(Entries from a dataset of interfaces)
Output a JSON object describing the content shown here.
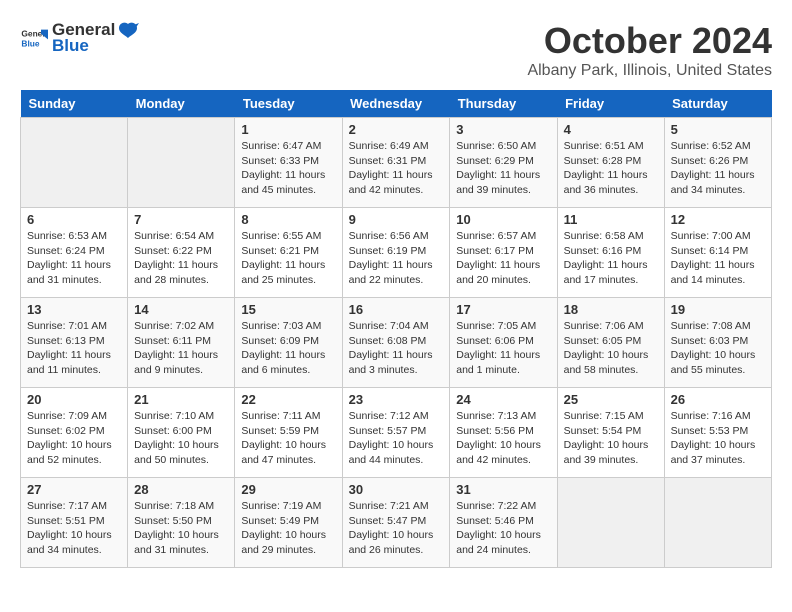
{
  "header": {
    "logo_general": "General",
    "logo_blue": "Blue",
    "month": "October 2024",
    "location": "Albany Park, Illinois, United States"
  },
  "days_of_week": [
    "Sunday",
    "Monday",
    "Tuesday",
    "Wednesday",
    "Thursday",
    "Friday",
    "Saturday"
  ],
  "weeks": [
    [
      {
        "day": "",
        "empty": true
      },
      {
        "day": "",
        "empty": true
      },
      {
        "day": "1",
        "sunrise": "6:47 AM",
        "sunset": "6:33 PM",
        "daylight": "11 hours and 45 minutes."
      },
      {
        "day": "2",
        "sunrise": "6:49 AM",
        "sunset": "6:31 PM",
        "daylight": "11 hours and 42 minutes."
      },
      {
        "day": "3",
        "sunrise": "6:50 AM",
        "sunset": "6:29 PM",
        "daylight": "11 hours and 39 minutes."
      },
      {
        "day": "4",
        "sunrise": "6:51 AM",
        "sunset": "6:28 PM",
        "daylight": "11 hours and 36 minutes."
      },
      {
        "day": "5",
        "sunrise": "6:52 AM",
        "sunset": "6:26 PM",
        "daylight": "11 hours and 34 minutes."
      }
    ],
    [
      {
        "day": "6",
        "sunrise": "6:53 AM",
        "sunset": "6:24 PM",
        "daylight": "11 hours and 31 minutes."
      },
      {
        "day": "7",
        "sunrise": "6:54 AM",
        "sunset": "6:22 PM",
        "daylight": "11 hours and 28 minutes."
      },
      {
        "day": "8",
        "sunrise": "6:55 AM",
        "sunset": "6:21 PM",
        "daylight": "11 hours and 25 minutes."
      },
      {
        "day": "9",
        "sunrise": "6:56 AM",
        "sunset": "6:19 PM",
        "daylight": "11 hours and 22 minutes."
      },
      {
        "day": "10",
        "sunrise": "6:57 AM",
        "sunset": "6:17 PM",
        "daylight": "11 hours and 20 minutes."
      },
      {
        "day": "11",
        "sunrise": "6:58 AM",
        "sunset": "6:16 PM",
        "daylight": "11 hours and 17 minutes."
      },
      {
        "day": "12",
        "sunrise": "7:00 AM",
        "sunset": "6:14 PM",
        "daylight": "11 hours and 14 minutes."
      }
    ],
    [
      {
        "day": "13",
        "sunrise": "7:01 AM",
        "sunset": "6:13 PM",
        "daylight": "11 hours and 11 minutes."
      },
      {
        "day": "14",
        "sunrise": "7:02 AM",
        "sunset": "6:11 PM",
        "daylight": "11 hours and 9 minutes."
      },
      {
        "day": "15",
        "sunrise": "7:03 AM",
        "sunset": "6:09 PM",
        "daylight": "11 hours and 6 minutes."
      },
      {
        "day": "16",
        "sunrise": "7:04 AM",
        "sunset": "6:08 PM",
        "daylight": "11 hours and 3 minutes."
      },
      {
        "day": "17",
        "sunrise": "7:05 AM",
        "sunset": "6:06 PM",
        "daylight": "11 hours and 1 minute."
      },
      {
        "day": "18",
        "sunrise": "7:06 AM",
        "sunset": "6:05 PM",
        "daylight": "10 hours and 58 minutes."
      },
      {
        "day": "19",
        "sunrise": "7:08 AM",
        "sunset": "6:03 PM",
        "daylight": "10 hours and 55 minutes."
      }
    ],
    [
      {
        "day": "20",
        "sunrise": "7:09 AM",
        "sunset": "6:02 PM",
        "daylight": "10 hours and 52 minutes."
      },
      {
        "day": "21",
        "sunrise": "7:10 AM",
        "sunset": "6:00 PM",
        "daylight": "10 hours and 50 minutes."
      },
      {
        "day": "22",
        "sunrise": "7:11 AM",
        "sunset": "5:59 PM",
        "daylight": "10 hours and 47 minutes."
      },
      {
        "day": "23",
        "sunrise": "7:12 AM",
        "sunset": "5:57 PM",
        "daylight": "10 hours and 44 minutes."
      },
      {
        "day": "24",
        "sunrise": "7:13 AM",
        "sunset": "5:56 PM",
        "daylight": "10 hours and 42 minutes."
      },
      {
        "day": "25",
        "sunrise": "7:15 AM",
        "sunset": "5:54 PM",
        "daylight": "10 hours and 39 minutes."
      },
      {
        "day": "26",
        "sunrise": "7:16 AM",
        "sunset": "5:53 PM",
        "daylight": "10 hours and 37 minutes."
      }
    ],
    [
      {
        "day": "27",
        "sunrise": "7:17 AM",
        "sunset": "5:51 PM",
        "daylight": "10 hours and 34 minutes."
      },
      {
        "day": "28",
        "sunrise": "7:18 AM",
        "sunset": "5:50 PM",
        "daylight": "10 hours and 31 minutes."
      },
      {
        "day": "29",
        "sunrise": "7:19 AM",
        "sunset": "5:49 PM",
        "daylight": "10 hours and 29 minutes."
      },
      {
        "day": "30",
        "sunrise": "7:21 AM",
        "sunset": "5:47 PM",
        "daylight": "10 hours and 26 minutes."
      },
      {
        "day": "31",
        "sunrise": "7:22 AM",
        "sunset": "5:46 PM",
        "daylight": "10 hours and 24 minutes."
      },
      {
        "day": "",
        "empty": true
      },
      {
        "day": "",
        "empty": true
      }
    ]
  ],
  "labels": {
    "sunrise": "Sunrise:",
    "sunset": "Sunset:",
    "daylight": "Daylight:"
  }
}
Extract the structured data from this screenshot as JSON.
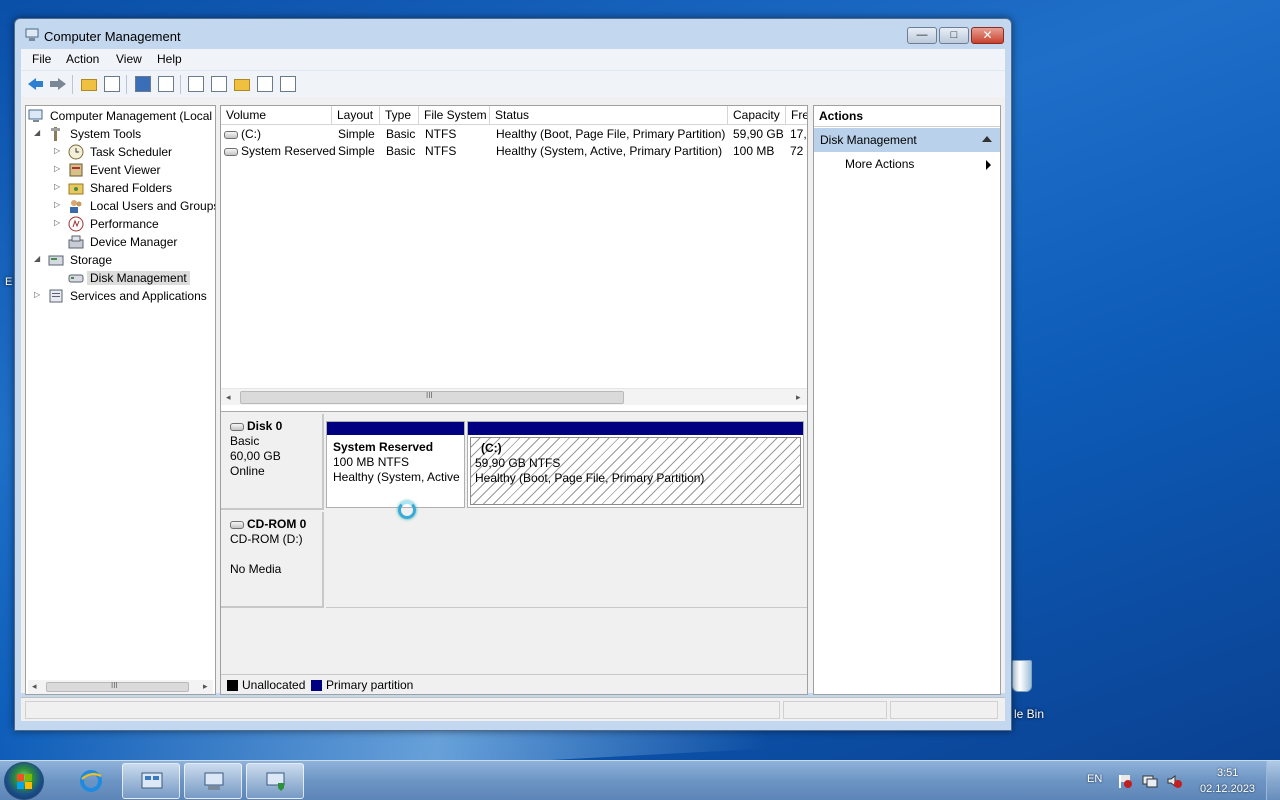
{
  "window": {
    "title": "Computer Management",
    "min_glyph": "—",
    "max_glyph": "□",
    "close_glyph": "✕"
  },
  "menu": [
    "File",
    "Action",
    "View",
    "Help"
  ],
  "tree": {
    "items": [
      {
        "label": "Computer Management (Local",
        "icon": "computer-icon"
      },
      {
        "label": "System Tools",
        "icon": "tools-icon"
      },
      {
        "label": "Task Scheduler",
        "icon": "clock-icon"
      },
      {
        "label": "Event Viewer",
        "icon": "event-viewer-icon"
      },
      {
        "label": "Shared Folders",
        "icon": "shared-folder-icon"
      },
      {
        "label": "Local Users and Groups",
        "icon": "users-icon"
      },
      {
        "label": "Performance",
        "icon": "performance-icon"
      },
      {
        "label": "Device Manager",
        "icon": "device-manager-icon"
      },
      {
        "label": "Storage",
        "icon": "storage-icon"
      },
      {
        "label": "Disk Management",
        "icon": "disk-management-icon"
      },
      {
        "label": "Services and Applications",
        "icon": "services-icon"
      }
    ],
    "scroll_glyph": "III",
    "scroll_left": "◂",
    "scroll_right": "▸"
  },
  "volume_list": {
    "columns": [
      "Volume",
      "Layout",
      "Type",
      "File System",
      "Status",
      "Capacity",
      "Fre"
    ],
    "rows": [
      {
        "volume": "(C:)",
        "layout": "Simple",
        "type": "Basic",
        "fs": "NTFS",
        "status": "Healthy (Boot, Page File, Primary Partition)",
        "capacity": "59,90 GB",
        "free": "17,"
      },
      {
        "volume": "System Reserved",
        "layout": "Simple",
        "type": "Basic",
        "fs": "NTFS",
        "status": "Healthy (System, Active, Primary Partition)",
        "capacity": "100 MB",
        "free": "72"
      }
    ],
    "scroll_glyph": "III",
    "scroll_left": "◂",
    "scroll_right": "▸"
  },
  "disks": [
    {
      "name": "Disk 0",
      "type": "Basic",
      "size": "60,00 GB",
      "state": "Online"
    },
    {
      "name": "CD-ROM 0",
      "type": "CD-ROM (D:)",
      "size": "",
      "state": "No Media"
    }
  ],
  "partitions": [
    {
      "name": "System Reserved",
      "size_fs": "100 MB NTFS",
      "status": "Healthy (System, Active"
    },
    {
      "name": "(C:)",
      "size_fs": "59,90 GB NTFS",
      "status": "Healthy (Boot, Page File, Primary Partition)"
    }
  ],
  "legend": [
    {
      "label": "Unallocated",
      "color": "#000000"
    },
    {
      "label": "Primary partition",
      "color": "#000080"
    }
  ],
  "actions": {
    "header": "Actions",
    "section": "Disk Management",
    "item": "More Actions"
  },
  "desktop": {
    "recycle_label": "le Bin",
    "edge_label": "E"
  },
  "taskbar": {
    "lang": "EN",
    "time": "3:51",
    "date": "02.12.2023"
  },
  "colors": {
    "partition_band": "#000080",
    "selection": "#b9d1ea"
  }
}
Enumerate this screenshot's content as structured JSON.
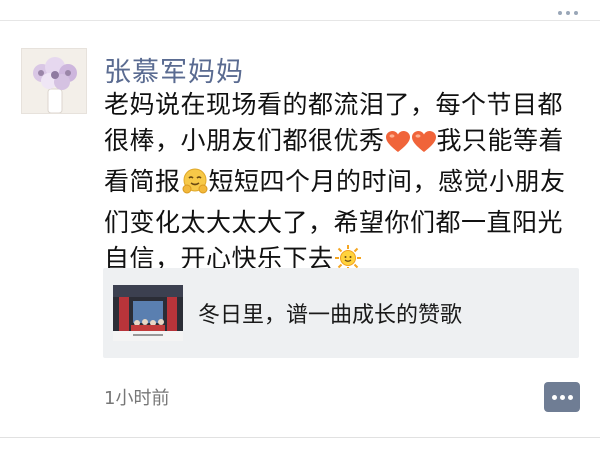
{
  "post": {
    "author": "张慕军妈妈",
    "text_parts": {
      "p1": "老妈说在现场看的都流泪了，每个节目都很棒，小朋友们都很优秀",
      "p2": "我只能等着看简报",
      "p3": "短短四个月的时间，感觉小朋友们变化太大太大了，希望你们都一直阳光自信，开心快乐下去"
    },
    "emojis": [
      "heart-icon",
      "heart-icon",
      "hugging-face-icon",
      "sun-icon"
    ],
    "link": {
      "title": "冬日里，谱一曲成长的赞歌"
    },
    "time": "1小时前"
  },
  "colors": {
    "author_name": "#5a6b91",
    "comment_button": "#6f7d94",
    "link_card_bg": "#eef0f2",
    "heart": "#f0643a"
  }
}
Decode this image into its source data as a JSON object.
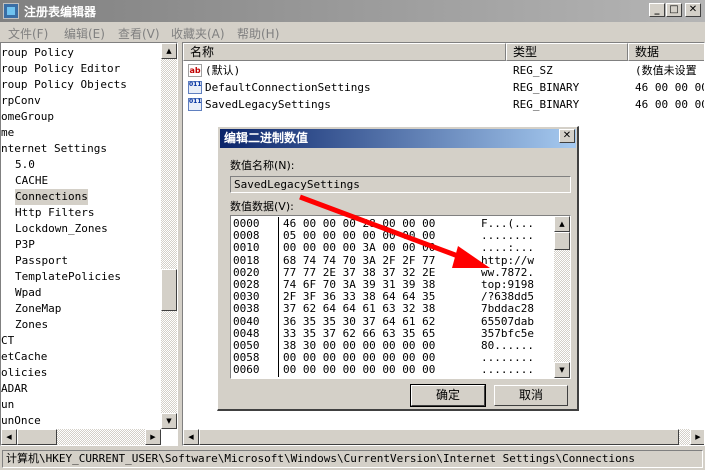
{
  "window": {
    "title": "注册表编辑器"
  },
  "menu": [
    "文件(F)",
    "编辑(E)",
    "查看(V)",
    "收藏夹(A)",
    "帮助(H)"
  ],
  "tree": {
    "items": [
      {
        "label": "roup Policy",
        "indent": false,
        "selected": false
      },
      {
        "label": "roup Policy Editor",
        "indent": false,
        "selected": false
      },
      {
        "label": "roup Policy Objects",
        "indent": false,
        "selected": false
      },
      {
        "label": "rpConv",
        "indent": false,
        "selected": false
      },
      {
        "label": "omeGroup",
        "indent": false,
        "selected": false
      },
      {
        "label": "me",
        "indent": false,
        "selected": false
      },
      {
        "label": "nternet Settings",
        "indent": false,
        "selected": false
      },
      {
        "label": "5.0",
        "indent": true,
        "selected": false
      },
      {
        "label": "CACHE",
        "indent": true,
        "selected": false
      },
      {
        "label": "Connections",
        "indent": true,
        "selected": true
      },
      {
        "label": "Http Filters",
        "indent": true,
        "selected": false
      },
      {
        "label": "Lockdown_Zones",
        "indent": true,
        "selected": false
      },
      {
        "label": "P3P",
        "indent": true,
        "selected": false
      },
      {
        "label": "Passport",
        "indent": true,
        "selected": false
      },
      {
        "label": "TemplatePolicies",
        "indent": true,
        "selected": false
      },
      {
        "label": "Wpad",
        "indent": true,
        "selected": false
      },
      {
        "label": "ZoneMap",
        "indent": true,
        "selected": false
      },
      {
        "label": "Zones",
        "indent": true,
        "selected": false
      },
      {
        "label": "CT",
        "indent": false,
        "selected": false
      },
      {
        "label": "etCache",
        "indent": false,
        "selected": false
      },
      {
        "label": "olicies",
        "indent": false,
        "selected": false
      },
      {
        "label": "ADAR",
        "indent": false,
        "selected": false
      },
      {
        "label": "un",
        "indent": false,
        "selected": false
      },
      {
        "label": "unOnce",
        "indent": false,
        "selected": false
      }
    ]
  },
  "list": {
    "headers": {
      "name": "名称",
      "type": "类型",
      "data": "数据"
    },
    "rows": [
      {
        "icon": "ab",
        "kind": "string-value-icon",
        "name": "(默认)",
        "type": "REG_SZ",
        "data": "(数值未设置"
      },
      {
        "icon": "011",
        "kind": "binary-value-icon",
        "name": "DefaultConnectionSettings",
        "type": "REG_BINARY",
        "data": "46 00 00 00"
      },
      {
        "icon": "011",
        "kind": "binary-value-icon",
        "name": "SavedLegacySettings",
        "type": "REG_BINARY",
        "data": "46 00 00 00"
      }
    ]
  },
  "status": "计算机\\HKEY_CURRENT_USER\\Software\\Microsoft\\Windows\\CurrentVersion\\Internet Settings\\Connections",
  "dialog": {
    "title": "编辑二进制数值",
    "name_label": "数值名称(N):",
    "name_value": "SavedLegacySettings",
    "data_label": "数值数据(V):",
    "hex_rows": [
      {
        "offset": "0000",
        "bytes": "46 00 00 00 28 00 00 00",
        "ascii": "F...(..."
      },
      {
        "offset": "0008",
        "bytes": "05 00 00 00 00 00 00 00",
        "ascii": "........"
      },
      {
        "offset": "0010",
        "bytes": "00 00 00 00 3A 00 00 00",
        "ascii": "....:..."
      },
      {
        "offset": "0018",
        "bytes": "68 74 74 70 3A 2F 2F 77",
        "ascii": "http://w"
      },
      {
        "offset": "0020",
        "bytes": "77 77 2E 37 38 37 32 2E",
        "ascii": "ww.7872."
      },
      {
        "offset": "0028",
        "bytes": "74 6F 70 3A 39 31 39 38",
        "ascii": "top:9198"
      },
      {
        "offset": "0030",
        "bytes": "2F 3F 36 33 38 64 64 35",
        "ascii": "/?638dd5"
      },
      {
        "offset": "0038",
        "bytes": "37 62 64 64 61 63 32 38",
        "ascii": "7bddac28"
      },
      {
        "offset": "0040",
        "bytes": "36 35 35 30 37 64 61 62",
        "ascii": "65507dab"
      },
      {
        "offset": "0048",
        "bytes": "33 35 37 62 66 63 35 65",
        "ascii": "357bfc5e"
      },
      {
        "offset": "0050",
        "bytes": "38 30 00 00 00 00 00 00",
        "ascii": "80......"
      },
      {
        "offset": "0058",
        "bytes": "00 00 00 00 00 00 00 00",
        "ascii": "........"
      },
      {
        "offset": "0060",
        "bytes": "00 00 00 00 00 00 00 00",
        "ascii": "........"
      }
    ],
    "ok_label": "确定",
    "cancel_label": "取消"
  },
  "colors": {
    "title_active": "#0a246a",
    "title_gradient_end": "#a6caf0",
    "annotation_arrow": "#ff0000"
  }
}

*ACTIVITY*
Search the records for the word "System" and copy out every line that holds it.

*ANSWER TO THIS EXERCISE*
        "label": "System Tools",
      "File System",
        "volume": "System Reserved",
        "status": "Healthy (System, Active, Primary Partition)",
      "name": "System Reserved",
      "status": "Healthy (System, Active"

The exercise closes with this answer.